General Comments on Grading


General Comments on Grading

Accessing Comments in Electronically Submitted Papers

How do you access the comments if you sent your paper in electronically? I’m assuming that you sent the paper in Microsoft Word. The comments should be apparent as soon as you open the paper (in the right margin, in balloons). I use Word’s “Track Changes” feature, so that when I alter something in the paper there’s a record in the right margin. I also put in comments, which appear there. If these don’t appear, try clicking “Markup” in the “View” menu at the top of Word (it is a toggle switch, turning the markup features on or off), or “Comment”, in the “Insert” menu, or try clicking “Track Changes”, in the “Tools”. The first of these options is the best. Make sure to scroll down – there may not be comments right at the beginning, but they may appear later.

If you sent your paper in WordPerfect, go to the “File” menu at the top. Under it, there’s a tab called “Document”, under which there’s a button called “Review”. Click that. It gives you the option of turning on reviewer’s comments. Note that WordPerfect’s reviewer’s comments operate differently from Word’s – they are inserted right in the text, and can be mistaken for text. Turning the button on will change the color of my comments, making them evident. In this particular case, Word’s way of handling reviewing is superior to WordPerfect’s, so I prefer to get papers in Word. (In other ways, by the way, I think WordPerfect is superior).

Grading Abbreviations

I use a lot of abbreviations for common problems when grading papers. If you see a number of the same comment on your paper, you should go over the entire paper to find other instances of the same problem that may not be marked. After awhile I don’t note every example of a problem (e.g., there may be many grammatical errors, and after awhile I don’t note them all). There comes a point at which the whole paper must be re-thought.

Abbreviations you may find on your paper:

  • ?: This word/phrase/sentence is unclear.
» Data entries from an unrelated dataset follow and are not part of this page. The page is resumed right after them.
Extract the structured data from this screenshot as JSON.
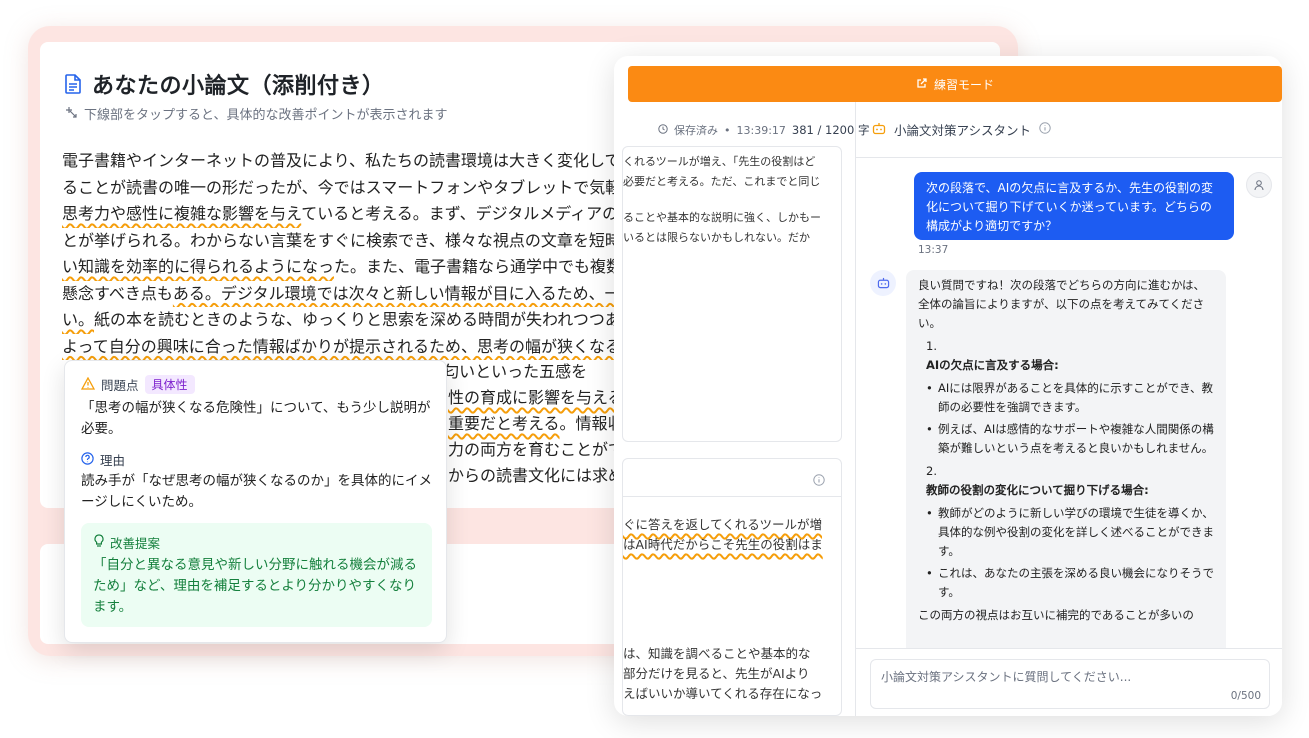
{
  "essay": {
    "title": "あなたの小論文（添削付き）",
    "hint": "下線部をタップすると、具体的な改善ポイントが表示されます",
    "lines": [
      "電子書籍やインターネットの普及により、私たちの読書環境は大きく変化して",
      "ることが読書の唯一の形だったが、今ではスマートフォンやタブレットで気軽",
      "思考力や感性に複雑な影響を与えていると考える。まず、デジタルメディアの利",
      "とが挙げられる。わからない言葉をすぐに検索でき、様々な視点の文章を短時",
      "い知識を効率的に得られるようになった。また、電子書籍なら通学中でも複数",
      "懸念すべき点もある。デジタル環境では次々と新しい情報が目に入るため、一つ",
      "い。紙の本を読むときのような、ゆっくりと思索を深める時間が失われつつあ",
      "よって自分の興味に合った情報ばかりが提示されるため、思考の幅が狭くなる"
    ],
    "fragments": [
      "ク の匂いといった五感を",
      "性の育成に影響を与える",
      "重要だと考える。情報収",
      "力の両方を育むことがで",
      "からの読書文化には求め"
    ]
  },
  "popover": {
    "problem_label": "問題点",
    "badge": "具体性",
    "problem_text": "「思考の幅が狭くなる危険性」について、もう少し説明が必要。",
    "reason_label": "理由",
    "reason_text": "読み手が「なぜ思考の幅が狭くなるのか」を具体的にイメージしにくいため。",
    "suggest_label": "改善提案",
    "suggest_text": "「自分と異なる意見や新しい分野に触れる機会が減るため」など、理由を補足するとより分かりやすくなります。"
  },
  "front": {
    "mode_label": "練習モード",
    "saved": "保存済み",
    "time": "13:39:17",
    "count": "381 / 1200 字",
    "mini1_lines": [
      "くれるツールが増え、「先生の役割はど",
      "必要だと考える。ただ、これまでと同じ",
      "",
      "ることや基本的な説明に強く、しかもー",
      "いるとは限らないかもしれない。だか"
    ],
    "mini2_lines": [
      "ぐに答えを返してくれるツールが増",
      "はAI時代だからこそ先生の役割はま",
      "",
      "",
      "",
      "は、知識を調べることや基本的な",
      "部分だけを見ると、先生がAIより",
      "えばいいか導いてくれる存在になっ"
    ]
  },
  "chat": {
    "title": "小論文対策アシスタント",
    "user_msg": "次の段落で、AIの欠点に言及するか、先生の役割の変化について掘り下げていくか迷っています。どちらの構成がより適切ですか？",
    "user_time": "13:37",
    "ai_intro": "良い質問ですね！次の段落でどちらの方向に進むかは、全体の論旨によりますが、以下の点を考えてみてください。",
    "n1": "1.",
    "h1": "AIの欠点に言及する場合:",
    "b1": [
      "AIには限界があることを具体的に示すことができ、教師の必要性を強調できます。",
      "例えば、AIは感情的なサポートや複雑な人間関係の構築が難しいという点を考えると良いかもしれません。"
    ],
    "n2": "2.",
    "h2": "教師の役割の変化について掘り下げる場合:",
    "b2": [
      "教師がどのように新しい学びの環境で生徒を導くか、具体的な例や役割の変化を詳しく述べることができます。",
      "これは、あなたの主張を深める良い機会になりそうです。"
    ],
    "ai_tail": "この両方の視点はお互いに補完的であることが多いの",
    "placeholder": "小論文対策アシスタントに質問してください...",
    "counter": "0/500"
  },
  "colors": {
    "accent": "#fb8a13",
    "user_bubble": "#1d5cf2",
    "underline": "#f59e0b",
    "suggest_bg": "#ecfdf3",
    "back_bg": "#fde5e2"
  }
}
Or, I’m not sure that what you say here is true.
  • ¶ (or more often, reversed): A paragraph needs to start here.
  • » (or arrow): Indent
  • awk: Awkward
  • cite: Need citation
  • colloq: Colloquialism – reword properly (or discard, if not needed)
  • filler: These sentences or paragraphs don’t contribute anything to the essay, and aren’t needed.
  • frag: Sentence fragment.
  • footnote: Need to include a source.
  • gram.: There’s a grammatical problem here.
  • intro?: Need a clear introduction.
  • not a sentence: This is either a sentence fragment, or some other incorrect form.
  • org.: Organization needs work
  • page #: You need to include page numbers
  • passive: The sentence is in the passive voice – reword
  • source?: You need to include a source
  • spell: Spelling problem
  • thesis: This either identifies the thesis in the paper, or asks for one. Usually it is the second.
  • vague: The sentence is vague or unclear, in either the concept or the wording.
  • wordy: Too many words used here. Fewer would accomplish the same task.
  • ww: Wrong word used.

Comments are closed.